CARMINE: (found in lipsticks, glosses blushes, and eye shadow) This extract from the carmine beetle in South America, has been connected to heart problems.
Now, aside from these obviously toxic chemicals, there are other issues that arise with products that claim to be “all natural from pure vegetable sources”.
There are several ways to extract an oil or a wax from a plant, (eg. jojoba oil, evening primrose oil, shea butter, cocoa butter). It can be extracted with a solvent, which leaves toxic residues in the products, or by extremely high heat, which DESTROYS the botanical properties associated with the plant, or by the cold-pressed method. If you are a consumer or a manufacturer, ASK QUESTIONS. How was the shea butter extracted? Are the oils cold-pressed? Is the vitamin E or glycerin synthetic or natural?
Find out if the ingredients are organic. This is an extremely important issue, due to the very high toxicity level of pesticides that become concentrated in liquids extracted from plants.

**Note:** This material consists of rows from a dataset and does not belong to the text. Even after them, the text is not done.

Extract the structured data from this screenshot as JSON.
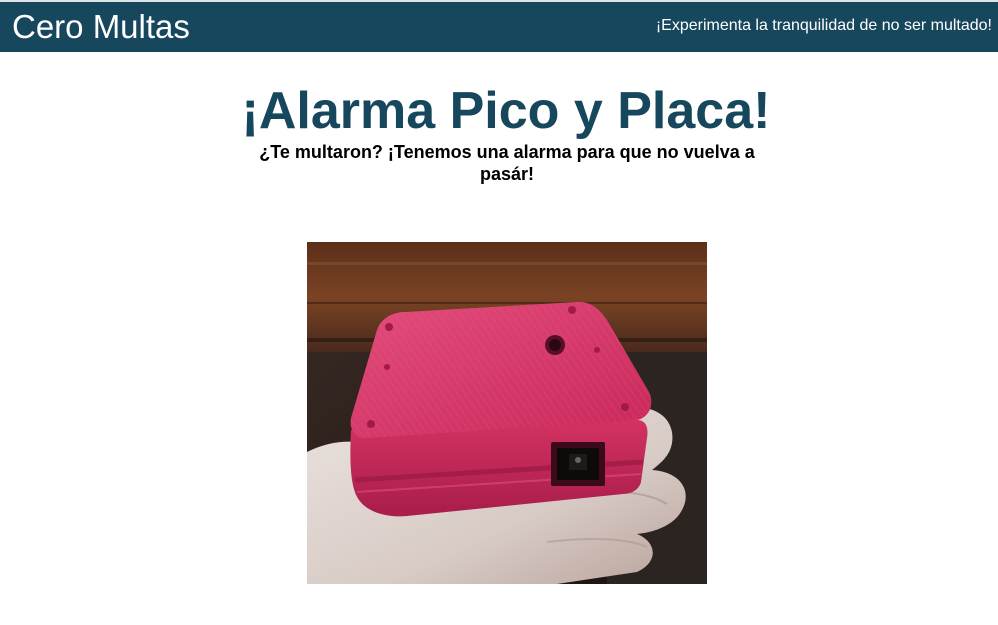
{
  "header": {
    "brand": "Cero Multas",
    "tagline": "¡Experimenta la tranquilidad de no ser multado!"
  },
  "hero": {
    "title": "¡Alarma Pico y Placa!",
    "subtitle": "¿Te multaron? ¡Tenemos una alarma para que no vuelva a pasár!"
  },
  "colors": {
    "header_background": "#17475d",
    "title_color": "#17475d",
    "device_color": "#d42a5f"
  }
}
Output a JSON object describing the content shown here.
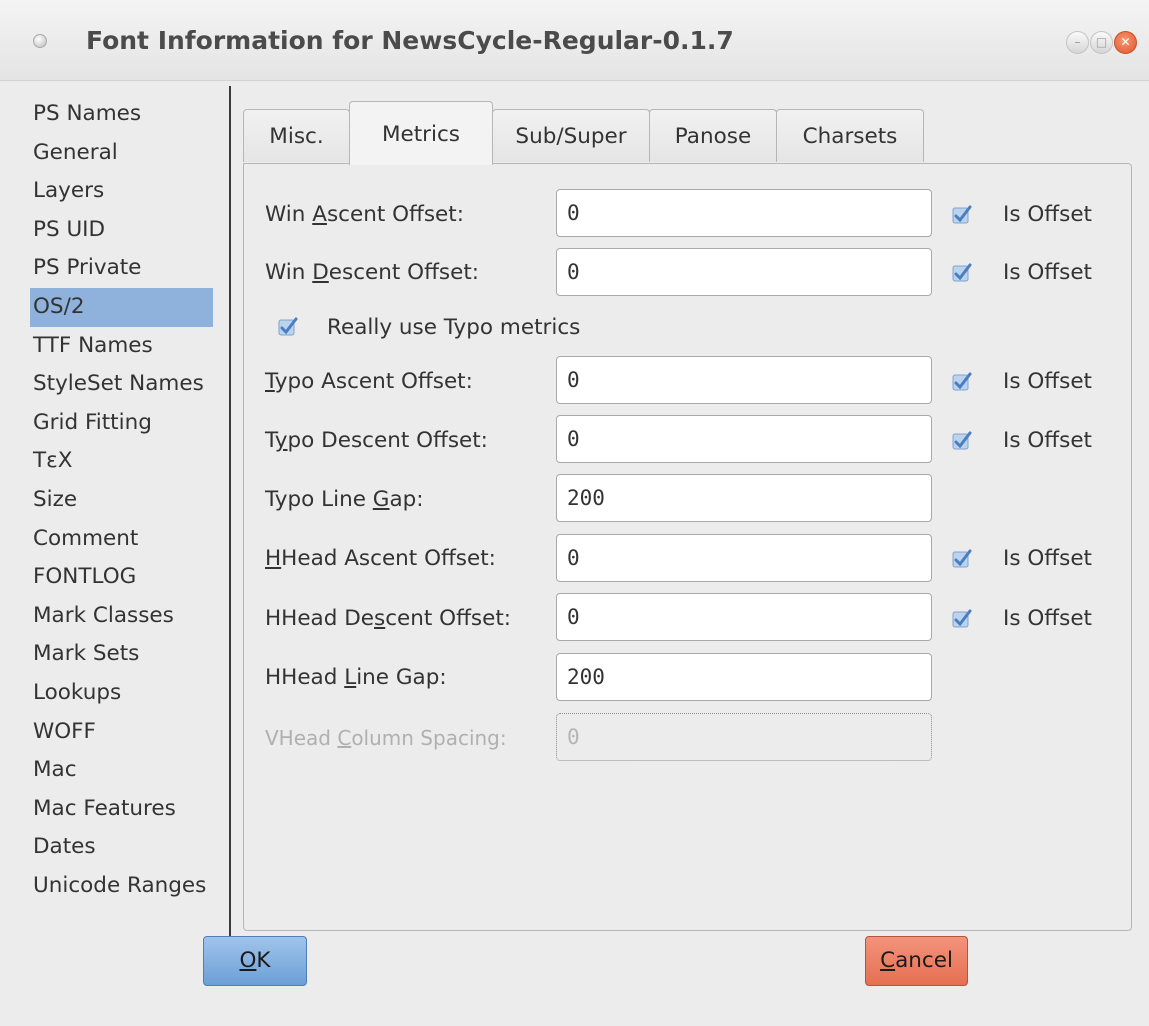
{
  "window": {
    "title": "Font Information for NewsCycle-Regular-0.1.7",
    "controls": {
      "minimize": "–",
      "maximize": "□",
      "close": "✕"
    }
  },
  "sidebar": {
    "items": [
      "PS Names",
      "General",
      "Layers",
      "PS UID",
      "PS Private",
      "OS/2",
      "TTF Names",
      "StyleSet Names",
      "Grid Fitting",
      "TεX",
      "Size",
      "Comment",
      "FONTLOG",
      "Mark Classes",
      "Mark Sets",
      "Lookups",
      "WOFF",
      "Mac",
      "Mac Features",
      "Dates",
      "Unicode Ranges"
    ],
    "selected": "OS/2"
  },
  "tabs": [
    "Misc.",
    "Metrics",
    "Sub/Super",
    "Panose",
    "Charsets"
  ],
  "active_tab": "Metrics",
  "metrics": {
    "win_ascent": {
      "l1": "Win ",
      "m": "A",
      "l2": "scent Offset:",
      "value": "0",
      "is_offset": true
    },
    "win_descent": {
      "l1": "Win ",
      "m": "D",
      "l2": "escent Offset:",
      "value": "0",
      "is_offset": true
    },
    "really_use_typo": {
      "label": "Really use Typo metrics",
      "checked": true
    },
    "typo_ascent": {
      "l1": "",
      "m": "T",
      "l2": "ypo Ascent Offset:",
      "value": "0",
      "is_offset": true
    },
    "typo_descent": {
      "l1": "T",
      "m": "y",
      "l2": "po Descent Offset:",
      "value": "0",
      "is_offset": true
    },
    "typo_line_gap": {
      "l1": "Typo Line ",
      "m": "G",
      "l2": "ap:",
      "value": "200"
    },
    "hhead_ascent": {
      "l1": "",
      "m": "H",
      "l2": "Head Ascent Offset:",
      "value": "0",
      "is_offset": true
    },
    "hhead_descent": {
      "l1": "HHead De",
      "m": "s",
      "l2": "cent Offset:",
      "value": "0",
      "is_offset": true
    },
    "hhead_line_gap": {
      "l1": "HHead ",
      "m": "L",
      "l2": "ine Gap:",
      "value": "200"
    },
    "vhead_column_spacing": {
      "l1": "VHead ",
      "m": "C",
      "l2": "olumn Spacing:",
      "value": "0",
      "disabled": true
    },
    "is_offset_label": "Is Offset"
  },
  "buttons": {
    "ok": {
      "m": "O",
      "rest": "K"
    },
    "cancel": {
      "m": "C",
      "rest": "ancel"
    }
  },
  "colors": {
    "selection": "#8eb2dc",
    "ok_button": "#6c9fd6",
    "cancel_button": "#e56f52",
    "check_mark": "#4a7fbf"
  }
}
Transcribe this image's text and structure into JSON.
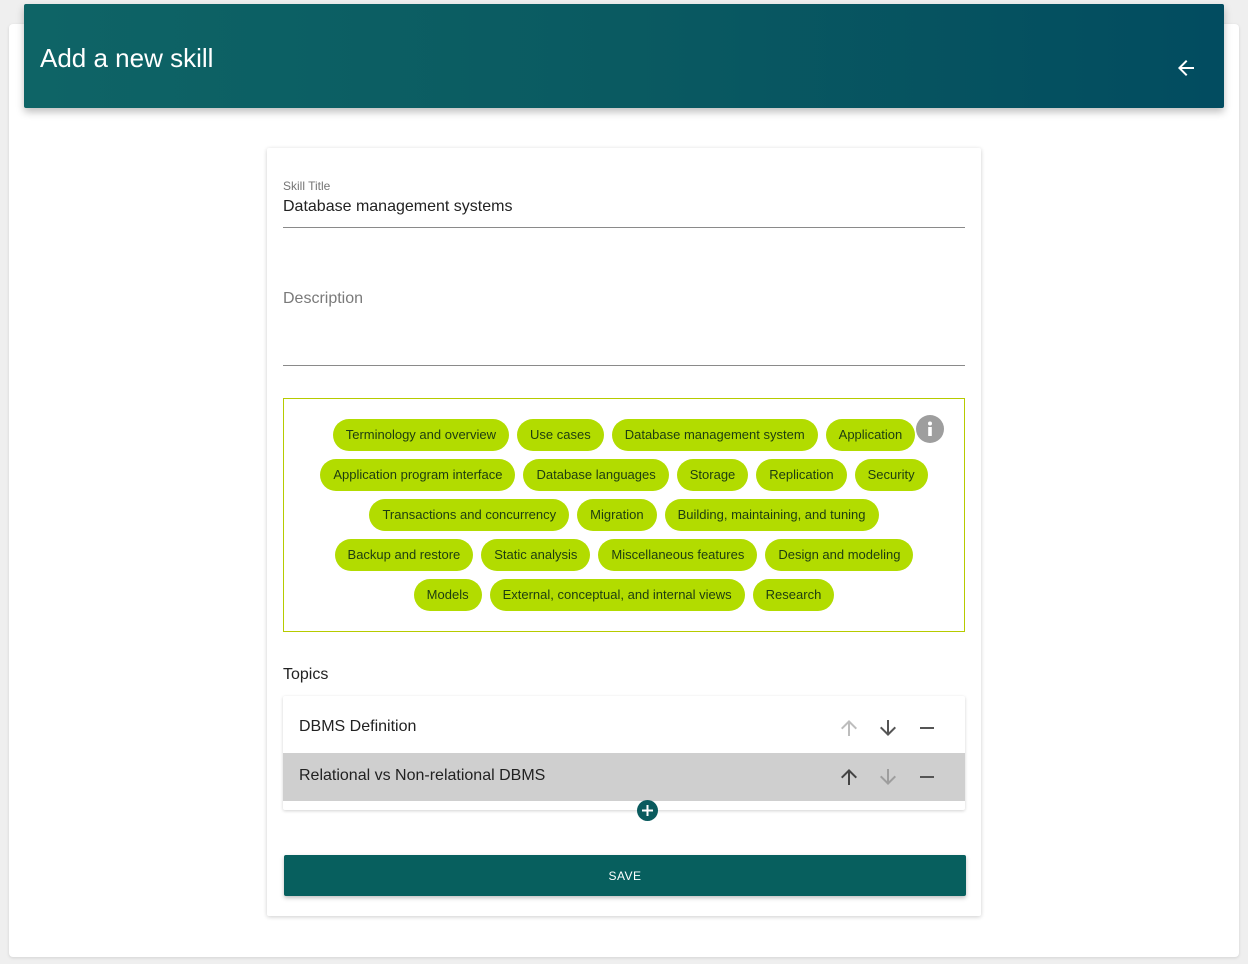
{
  "header": {
    "title": "Add a new skill",
    "back_icon": "arrow-left-icon"
  },
  "form": {
    "title_label": "Skill Title",
    "title_value": "Database management systems",
    "description_placeholder": "Description",
    "info_icon": "info-icon",
    "tags": [
      "Terminology and overview",
      "Use cases",
      "Database management system",
      "Application",
      "Application program interface",
      "Database languages",
      "Storage",
      "Replication",
      "Security",
      "Transactions and concurrency",
      "Migration",
      "Building, maintaining, and tuning",
      "Backup and restore",
      "Static analysis",
      "Miscellaneous features",
      "Design and modeling",
      "Models",
      "External, conceptual, and internal views",
      "Research"
    ],
    "tag_color": "#b2dc00"
  },
  "topics": {
    "label": "Topics",
    "items": [
      {
        "name": "DBMS Definition",
        "selected": false,
        "up_enabled": false,
        "down_enabled": true
      },
      {
        "name": "Relational vs Non-relational DBMS",
        "selected": true,
        "up_enabled": true,
        "down_enabled": false
      }
    ],
    "add_icon": "plus-circle-icon"
  },
  "actions": {
    "save_label": "SAVE"
  },
  "colors": {
    "accent": "#075f5e",
    "header_start": "#0e6466",
    "header_end": "#024c60",
    "selected_row": "#cfcfcf"
  }
}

Look for the words ‘cold-pressed’ and ‘organic’ on labels, and if you don’t see them, put the product down and keep looking. Ask questions to store owners, who in turn can call suppliers and manufacturers.
Stay away from ingredients that contain long words you cannot pronounce, that have the phrase “from coconut oil” in parentheses. Any natural products that have been chemically broke down are no longer natural and should be avoided at all costs. Sodium Laureth Sulfate is derived from coconut oil is still an unhealthy product, despite its source.
This list could go on for ages, but if you would like to gain more knowledge, start asking questions. Call the manufacturer, log on to the FDA website, and get the word out.